How Things Work: Microsoft's Sensecam
Human memory is not without faults, and forgetfulness is one such characteristic fault of memory. The idea of storing and implanting memories has existed in science fiction for decades. Philip K. Dick, in his novelette We Can Remember It for You Wholesale, describes a procedure for implanting prefabricated memories in a patient’s mind. While creating and implanting memories today seems a far-fetched concept, recording memories is not new. Man has recorded scenes from his life on cave walls, canvas, celluloid, and, of late, even on silicon.
An average photographer would take a series of time-disconnected pictures or videos while not recording any particular event in its entirety. Therefore, as a recording of memories, this system yields an incomplete documentation of the particular scene. A team at Microsoft Research has attempted to overcome this problem by devising a camera with certain built-in sensors that automatically take pictures of the user’s environment.
This provides a constant stream of pictures, similar to those in a movie reel, only separated by a few seconds in time. The team christened the camera Sensecam.
This is the main input device for MyLifeBits, a project run by Microsoft Research. The goal of this project is to provide a means by which a user can document and browse through his memories using pictures, videos, and other media. In 1945, the American engineer Vannevar Bush proposed a system that would allow the user to sift through media using hyperlinks. He called it Memex, a portmanteau of memory and index. This system was vaguely similar to the World Wide Web as we know it today, and the idea has been adopted for the MyLifeBits project.
According to a paper published by the Microsoft Research team, the Sensecam is fitted with a number of sensors that measure such parameters as body heat and motion, among others. An onboard microcontroller monitors the status of the different sensors and makes decisions regarding the capturing of images. The camera can be set to take pictures every 30 seconds, though it also automatically takes pictures if any of the sensors detect interesting occurrences. For example, a camera around the user’s neck will take pictures every 30 seconds and will also capture on film any person who steps in front of the user.

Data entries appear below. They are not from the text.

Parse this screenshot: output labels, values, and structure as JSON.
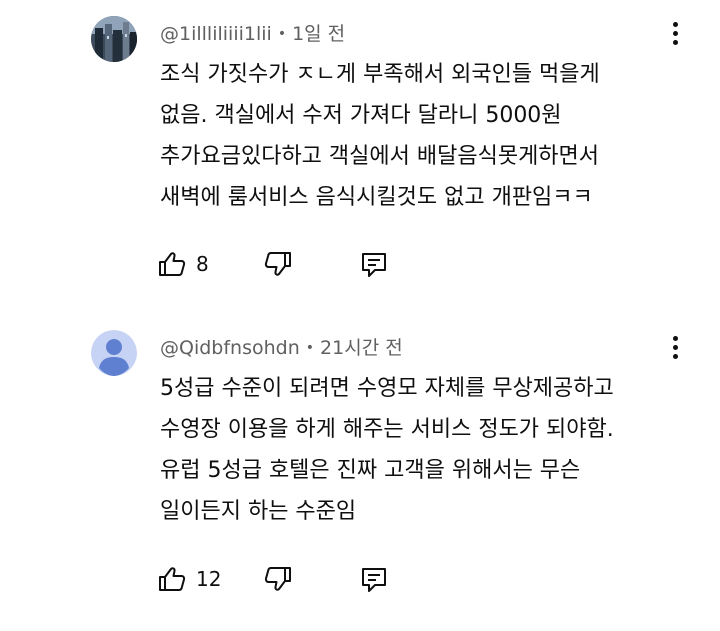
{
  "comments": [
    {
      "handle": "@1illliliiii1lii",
      "time": "1일 전",
      "avatar": "photo-avatar",
      "lines": [
        "조식 가짓수가 ㅈㄴ게 부족해서 외국인들 먹을게",
        "없음. 객실에서 수저 가져다 달라니 5000원",
        "추가요금있다하고 객실에서 배달음식못게하면서",
        "새벽에 룸서비스 음식시킬것도 없고 개판임ㅋㅋ"
      ],
      "likes": "8"
    },
    {
      "handle": "@Qidbfnsohdn",
      "time": "21시간 전",
      "avatar": "default-person-avatar",
      "lines": [
        "5성급 수준이 되려면 수영모 자체를 무상제공하고",
        "수영장 이용을 하게 해주는 서비스 정도가 되야함.",
        "유럽 5성급 호텔은 진짜 고객을 위해서는 무슨",
        "일이든지 하는 수준임"
      ],
      "likes": "12"
    }
  ],
  "separator": "•",
  "colors": {
    "text": "#0f0f0f",
    "meta": "#606060",
    "default_avatar_bg": "#c6d3f5",
    "default_avatar_fg": "#5f7fd1"
  },
  "icons": [
    "like-icon",
    "dislike-icon",
    "reply-icon",
    "more-options-icon"
  ]
}
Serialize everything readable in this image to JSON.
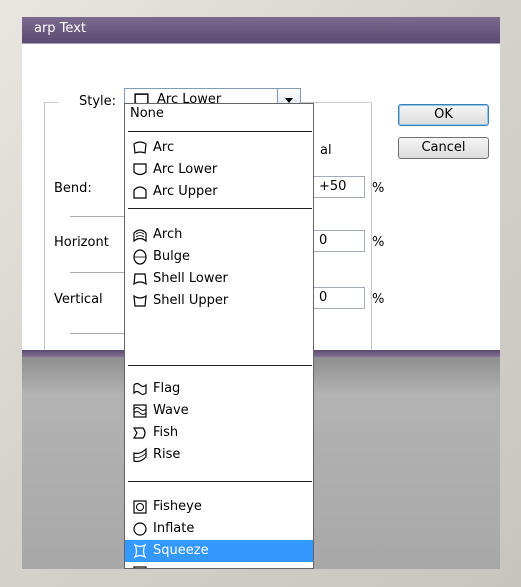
{
  "dialog": {
    "title": "arp Text",
    "style_label": "Style:",
    "style_value": "Arc Lower",
    "ok_label": "OK",
    "cancel_label": "Cancel",
    "radio_fragment": "(",
    "radio_fragment_right": "al",
    "bend_label": "Bend:",
    "bend_value": "+50",
    "horizontal_label": "Horizont",
    "horizontal_value": "0",
    "vertical_label": "Vertical",
    "vertical_value": "0",
    "percent": "%"
  },
  "dropdown": {
    "none_label": "None",
    "groups": [
      [
        {
          "label": "Arc",
          "icon": "arc-icon"
        },
        {
          "label": "Arc Lower",
          "icon": "arc-lower-icon"
        },
        {
          "label": "Arc Upper",
          "icon": "arc-upper-icon"
        }
      ],
      [
        {
          "label": "Arch",
          "icon": "arch-icon"
        },
        {
          "label": "Bulge",
          "icon": "bulge-icon"
        },
        {
          "label": "Shell Lower",
          "icon": "shell-lower-icon"
        },
        {
          "label": "Shell Upper",
          "icon": "shell-upper-icon"
        }
      ],
      [
        {
          "label": "Flag",
          "icon": "flag-icon"
        },
        {
          "label": "Wave",
          "icon": "wave-icon"
        },
        {
          "label": "Fish",
          "icon": "fish-icon"
        },
        {
          "label": "Rise",
          "icon": "rise-icon"
        }
      ],
      [
        {
          "label": "Fisheye",
          "icon": "fisheye-icon"
        },
        {
          "label": "Inflate",
          "icon": "inflate-icon"
        },
        {
          "label": "Squeeze",
          "icon": "squeeze-icon",
          "selected": true
        }
      ]
    ]
  },
  "colors": {
    "selection": "#3399ff",
    "title_bar": "#6b5b80"
  }
}
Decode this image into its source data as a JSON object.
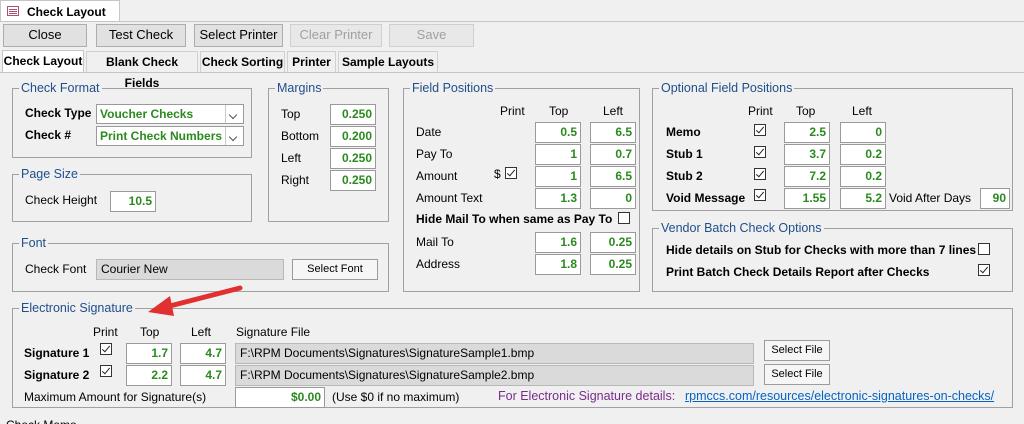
{
  "window": {
    "title": "Check Layout"
  },
  "toolbar": {
    "close": "Close",
    "test_check": "Test Check",
    "select_printer": "Select Printer",
    "clear_printer": "Clear Printer",
    "save": "Save"
  },
  "tabs": [
    "Check Layout",
    "Blank Check Fields",
    "Check Sorting",
    "Printer",
    "Sample Layouts"
  ],
  "check_format": {
    "legend": "Check Format",
    "check_type_label": "Check Type",
    "check_type_value": "Voucher Checks",
    "check_num_label": "Check #",
    "check_num_value": "Print Check Numbers"
  },
  "page_size": {
    "legend": "Page Size",
    "check_height_label": "Check Height",
    "check_height_value": "10.5"
  },
  "font": {
    "legend": "Font",
    "check_font_label": "Check Font",
    "check_font_value": "Courier New",
    "select_font": "Select Font"
  },
  "margins": {
    "legend": "Margins",
    "rows": [
      {
        "label": "Top",
        "value": "0.250"
      },
      {
        "label": "Bottom",
        "value": "0.200"
      },
      {
        "label": "Left",
        "value": "0.250"
      },
      {
        "label": "Right",
        "value": "0.250"
      }
    ]
  },
  "field_positions": {
    "legend": "Field Positions",
    "hdr_print": "Print",
    "hdr_top": "Top",
    "hdr_left": "Left",
    "rows": [
      {
        "label": "Date",
        "top": "0.5",
        "left": "6.5"
      },
      {
        "label": "Pay To",
        "top": "1",
        "left": "0.7"
      },
      {
        "label": "Amount",
        "top": "1",
        "left": "6.5"
      },
      {
        "label": "Amount Text",
        "top": "1.3",
        "left": "0"
      }
    ],
    "amount_dollar": "$",
    "hide_mail_to": "Hide Mail To when same as Pay To",
    "rows2": [
      {
        "label": "Mail To",
        "top": "1.6",
        "left": "0.25"
      },
      {
        "label": "Address",
        "top": "1.8",
        "left": "0.25"
      }
    ]
  },
  "optional_positions": {
    "legend": "Optional Field Positions",
    "hdr_print": "Print",
    "hdr_top": "Top",
    "hdr_left": "Left",
    "rows": [
      {
        "label": "Memo",
        "top": "2.5",
        "left": "0"
      },
      {
        "label": "Stub 1",
        "top": "3.7",
        "left": "0.2"
      },
      {
        "label": "Stub 2",
        "top": "7.2",
        "left": "0.2"
      },
      {
        "label": "Void Message",
        "top": "1.55",
        "left": "5.2"
      }
    ],
    "void_after_days_label": "Void After Days",
    "void_after_days_value": "90"
  },
  "vendor_batch": {
    "legend": "Vendor Batch Check Options",
    "hide_details": "Hide details on Stub for Checks with more than 7 lines",
    "print_report": "Print Batch Check Details Report after Checks"
  },
  "esig": {
    "legend": "Electronic Signature",
    "hdr_print": "Print",
    "hdr_top": "Top",
    "hdr_left": "Left",
    "hdr_file": "Signature File",
    "rows": [
      {
        "label": "Signature 1",
        "top": "1.7",
        "left": "4.7",
        "file": "F:\\RPM Documents\\Signatures\\SignatureSample1.bmp"
      },
      {
        "label": "Signature 2",
        "top": "2.2",
        "left": "4.7",
        "file": "F:\\RPM Documents\\Signatures\\SignatureSample2.bmp"
      }
    ],
    "select_file": "Select File",
    "max_label": "Maximum Amount for Signature(s)",
    "max_value": "$0.00",
    "max_hint": "(Use $0 if no maximum)",
    "details_label": "For Electronic Signature details:",
    "details_link": "rpmccs.com/resources/electronic-signatures-on-checks/"
  },
  "bottom_cut_label": "Check Memo",
  "colors": {
    "accent": "#1f4e8c",
    "value_green": "#2a8a1e",
    "arrow_red": "#e03030",
    "link": "#0563c1"
  }
}
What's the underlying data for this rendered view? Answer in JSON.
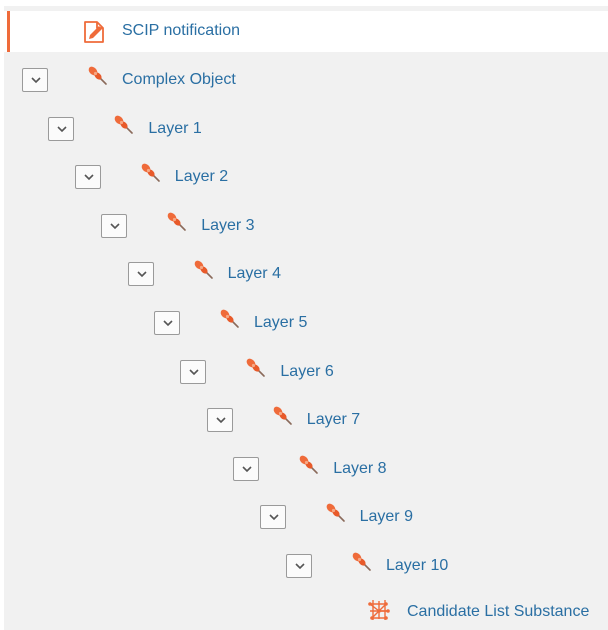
{
  "colors": {
    "accent": "#ef6b3a",
    "link": "#2a6fa3",
    "panel_bg": "#f1f1f1"
  },
  "notification": {
    "label": "SCIP notification",
    "icon": "edit-document-icon"
  },
  "tree": [
    {
      "label": "Complex Object",
      "icon": "pushpin-icon",
      "expanded": true
    },
    {
      "label": "Layer 1",
      "icon": "pushpin-icon",
      "expanded": true
    },
    {
      "label": "Layer 2",
      "icon": "pushpin-icon",
      "expanded": true
    },
    {
      "label": "Layer 3",
      "icon": "pushpin-icon",
      "expanded": true
    },
    {
      "label": "Layer 4",
      "icon": "pushpin-icon",
      "expanded": true
    },
    {
      "label": "Layer 5",
      "icon": "pushpin-icon",
      "expanded": true
    },
    {
      "label": "Layer 6",
      "icon": "pushpin-icon",
      "expanded": true
    },
    {
      "label": "Layer 7",
      "icon": "pushpin-icon",
      "expanded": true
    },
    {
      "label": "Layer 8",
      "icon": "pushpin-icon",
      "expanded": true
    },
    {
      "label": "Layer 9",
      "icon": "pushpin-icon",
      "expanded": true
    },
    {
      "label": "Layer 10",
      "icon": "pushpin-icon",
      "expanded": true
    }
  ],
  "candidate": {
    "label": "Candidate List Substance",
    "icon": "molecule-icon"
  }
}
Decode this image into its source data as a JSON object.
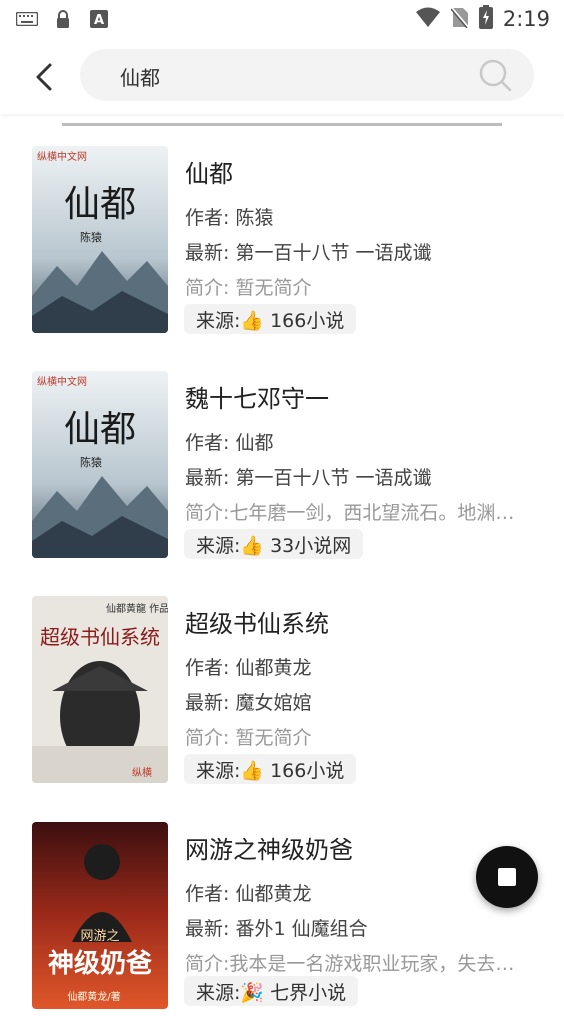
{
  "status_bar": {
    "time": "2:19",
    "left_icons": [
      "keyboard-icon",
      "lock-icon",
      "font-icon"
    ],
    "right_icons": [
      "wifi-icon",
      "no-sim-icon",
      "battery-charging-icon"
    ]
  },
  "header": {
    "search_value": "仙都"
  },
  "results": [
    {
      "title": "仙都",
      "author": "作者: 陈猿",
      "latest": "最新: 第一百十八节 一语成谶",
      "intro": "简介: 暂无简介",
      "source": "来源:👍 166小说",
      "cover": {
        "top": "纵横中文网",
        "main": "仙都",
        "author": "陈猿"
      }
    },
    {
      "title": "魏十七邓守一",
      "author": "作者: 仙都",
      "latest": "最新: 第一百十八节 一语成谶",
      "intro": "简介:七年磨一剑，西北望流石。地渊…",
      "source": "来源:👍 33小说网",
      "cover": {
        "top": "纵横中文网",
        "main": "仙都",
        "author": "陈猿"
      }
    },
    {
      "title": "超级书仙系统",
      "author": "作者: 仙都黄龙",
      "latest": "最新: 魔女婠婠",
      "intro": "简介: 暂无简介",
      "source": "来源:👍 166小说",
      "cover": {
        "top": "仙都黄龍 作品",
        "main": "超级书仙系统",
        "author": "纵横"
      }
    },
    {
      "title": "网游之神级奶爸",
      "author": "作者: 仙都黄龙",
      "latest": "最新: 番外1 仙魔组合",
      "intro": "简介:我本是一名游戏职业玩家，失去…",
      "source": "来源:🎉 七界小说",
      "cover": {
        "top": "网游之",
        "main": "神级奶爸",
        "author": "仙都黄龙/著"
      }
    }
  ],
  "colors": {
    "fab": "#111111",
    "source_bg": "#f2f2f2",
    "search_bg": "#f3f3f3"
  }
}
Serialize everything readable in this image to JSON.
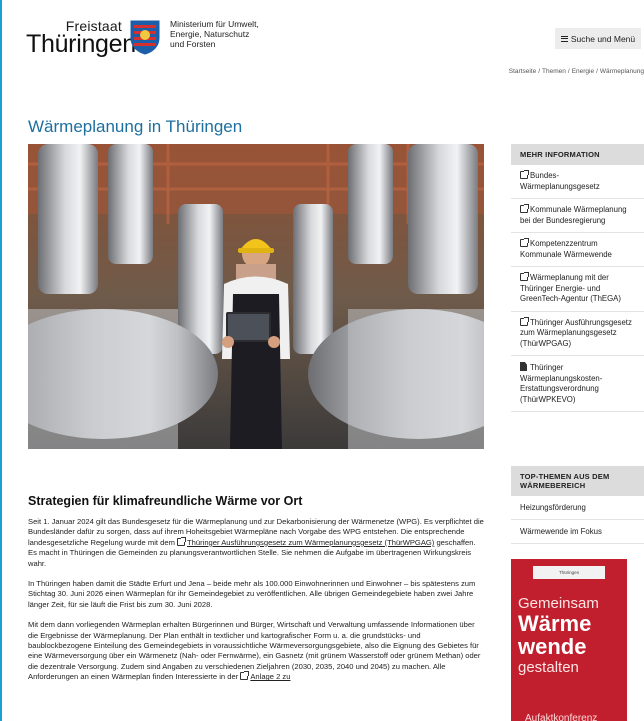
{
  "header": {
    "logo_small": "Freistaat",
    "logo_big": "Thüringen",
    "ministry": [
      "Ministerium für Umwelt,",
      "Energie, Naturschutz",
      "und Forsten"
    ],
    "menu_label": "Suche und Menü"
  },
  "breadcrumb": [
    "Startseite",
    "Themen",
    "Energie",
    "Wärmeplanung"
  ],
  "page_title": "Wärmeplanung in Thüringen",
  "sidebar": {
    "more_info_title": "MEHR INFORMATION",
    "links": [
      {
        "label": "Bundes-Wärmeplanungsgesetz",
        "icon": "external-link-icon"
      },
      {
        "label": "Kommunale Wärmeplanung bei der Bundesregierung",
        "icon": "external-link-icon"
      },
      {
        "label": "Kompetenzzentrum Kommunale Wärmewende",
        "icon": "external-link-icon"
      },
      {
        "label": "Wärmeplanung mit der Thüringer Energie- und GreenTech-Agentur (ThEGA)",
        "icon": "external-link-icon"
      },
      {
        "label": "Thüringer Ausführungsgesetz zum Wärmeplanungsgesetz (ThürWPGAG)",
        "icon": "external-link-icon"
      },
      {
        "label": "Thüringer Wärmeplanungskosten-Erstattungsverordnung (ThürWPKEVO)",
        "icon": "pdf-icon"
      }
    ],
    "top_title": "TOP-THEMEN AUS DEM WÄRMEBEREICH",
    "top_links": [
      "Heizungsförderung",
      "Wärmewende im Fokus"
    ]
  },
  "promo": {
    "logo": "Thüringen",
    "line1": "Gemeinsam",
    "line2": "Wärme",
    "line3": "wende",
    "line4": "gestalten",
    "line5": "Aufaktkonferenz"
  },
  "article": {
    "heading": "Strategien für klimafreundliche Wärme vor Ort",
    "p1_a": "Seit 1. Januar 2024 gilt das Bundesgesetz für die Wärmeplanung und zur Dekarbonisierung der Wärmenetze (WPG). Es verpflichtet die Bundesländer dafür zu sorgen, dass auf ihrem Hoheitsgebiet Wärmepläne nach Vorgabe des WPG entstehen. Die entsprechende landesgesetzliche Regelung wurde mit dem ",
    "p1_link": "Thüringer Ausführungsgesetz zum Wärmeplanungsgesetz (ThürWPGAG)",
    "p1_b": " geschaffen. Es macht in Thüringen die Gemeinden zu planungsverantwortlichen Stelle. Sie nehmen die Aufgabe im übertragenen Wirkungskreis wahr.",
    "p2": "In Thüringen haben damit die Städte Erfurt und Jena – beide mehr als 100.000 Einwohnerinnen und Einwohner – bis spätestens zum Stichtag 30. Juni 2026 einen Wärmeplan für ihr Gemeindegebiet zu veröffentlichen. Alle übrigen Gemeindegebiete haben zwei Jahre länger Zeit, für sie läuft die Frist bis zum 30. Juni 2028.",
    "p3_a": "Mit dem dann vorliegenden Wärmeplan erhalten Bürgerinnen und Bürger, Wirtschaft und Verwaltung umfassende Informationen über die Ergebnisse der Wärmeplanung. Der Plan enthält in textlicher und kartografischer Form u. a. die grundstücks- und baublockbezogene Einteilung des Gemeindegebiets in voraussichtliche Wärmeversorgungsgebiete, also die Eignung des Gebietes für eine Wärmeversorgung über ein Wärmenetz (Nah- oder Fernwärme), ein Gasnetz (mit grünem Wasserstoff oder grünem Methan) oder die dezentrale Versorgung. Zudem sind Angaben zu verschiedenen Zieljahren (2030, 2035, 2040 und 2045) zu machen. Alle Anforderungen an einen Wärmeplan finden Interessierte in der ",
    "p3_link": "Anlage 2 zu"
  }
}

Existing models are provided with 1GB of memory, allowing the device to store up to 30,000 images captured by its VGA camera. The fish-eye lens allows for a much wider area to be photographed, making the pictures more faithful to images captured by the human eye. The rechargeable battery attached allows the camera to operate for periods longer than 24 hours, assuming it captures an image every 30 seconds.
Capturing memories is only half the objective. The team has also created an application to navigate through the many photos that the camera takes. This software can smooth out pictures that are distorted by the fish-eye lens, edit poor quality pictures, and rapidly display pictures as a time-compressed slide show in a method known as rapid serial visual presentation.
The Sensecam was initially meant to be a camera to help patients suffering from memory ailments. It was meant to be worn by the patient or clipped onto a belt or pocket, from where it can take pictures. The pictures are then stored and reviewed by the patient to recall various memories.
The Sensecam is not currently available for personal use, and only a handful have been made — only for research purposes. The biggest user of the Sensecam is Gordon Bell, a researcher working with Microsoft Research. He has volunteered to be the first test user of the MyLifeBits. Bell carries a Sensecam with him most days, makes a copy of all his bills, and even documents the different sites he visits online.
To date, his “e-memories” exceed 350GB of stored data, and he constantly adds to his bank of memories. When CNN asked Bell if he felt this kind of technology would make humans mentally sluggish, he stated that it was one of the general concerns, but he did not believe that would be the case.
“To me, I feel a lot freer. In a way, I feel like I still remember all that stuff, but I generally remember that [the computer is] remembering something for me so I can find it,” he said.